George, we hardly knew ye.
Minutes into the opening episode of the Boston-set "Top Chef" Season 12, contestant George Pagonis became the first victim of a brand-new twist to the show: the sudden-death Quickfire challenge, which seems like it ought to come with a trap door and its own circle of Hell – and maybe George would say it does.
All I know is the guy sure sweats a lot for someone with a pretty impressive resume (he's executive chef-partner of former "Top Chef" contestant Mike Isabella at Kapnos in Washington, D.C.) and the face of a Greek runway model.
But George seemed in trouble from the moment the challenge was announced — a team mise en place relay that involved shelling clams, oysters, and lobster, as well as filleting mackerel — and fellow cheftestant Gregory Gourdet seemed only too happy to capitalize on his competitor's dripping fear.
So George is gone, and meanwhile Katsuji Tanabe, the Mexican-Japanese who operates a MexiKosher restaurant in LA (!??), paid no immediate price for loudly botching the clams and derailing his team from first to nearly worst. Katsuji went on to compete in the first-ever "Top Chef" (invitation only) food festival at the Museum of Science, where he made a "Petroleum" shrimp dish with a squid-ink sauce that I can tell you (because I was at the event) tasted nastier than actual petroleum. It was even nastier than bratty Aaron Grissom's super-fatty pork belly that Padma Lakshmi spit out into her napkin. And way nastier than the losing chilled corn soup with sriracha caviar that sent Michael Patlazhan home at the end of the show.
But Mei Lin's winning dish, the congee with caramelized pork, was every bit as good as the judges said it was — the kind of food a person could eat every day, if a person had the talent to make rice porridge into something magical that could be served to 250 people at an outdoor "food festival."
Mei looks like a strong contender, if not the most effusive contestant in the history of the show. More fun to watch is the flashy, bandana-wearing Adam Harvey, this season's go-to guy for a witty quip. Of course, he's a New Yorker, which might not play so well in Boston over the long haul.
Keriann Von Raesfeld could be the cocky/difficult Jen Carroll of this group. Melissa King has the most rockin' hairdo. And, let's just say it, Bay State native Stacy Cogswell is a terrific flag bearer for local flavor: loved her interaction with "The Mayerr" Marty Walsh, can't wait to see her put Yankees fan Adam in his place (we hope).

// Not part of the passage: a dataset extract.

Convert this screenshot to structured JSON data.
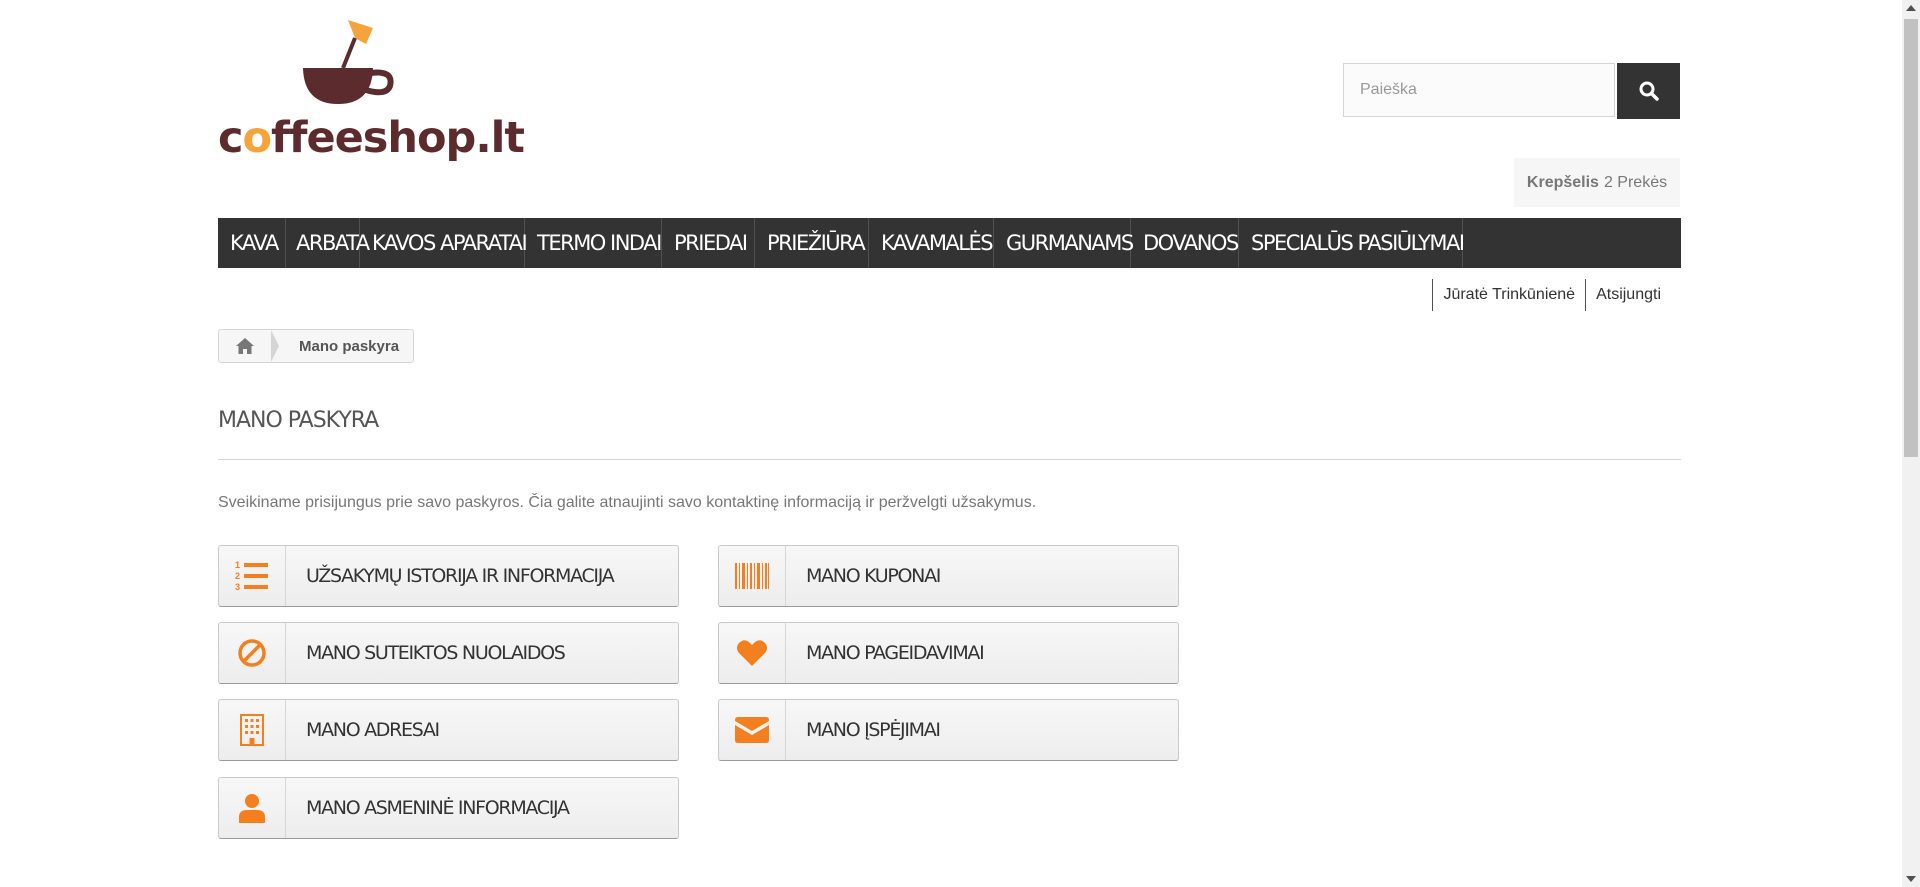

In just one night, the field has gone from 16 to 14 (putting aside the "Last Chance Kitchen" factor). At this rate, the competition could be over by Thanksgiving.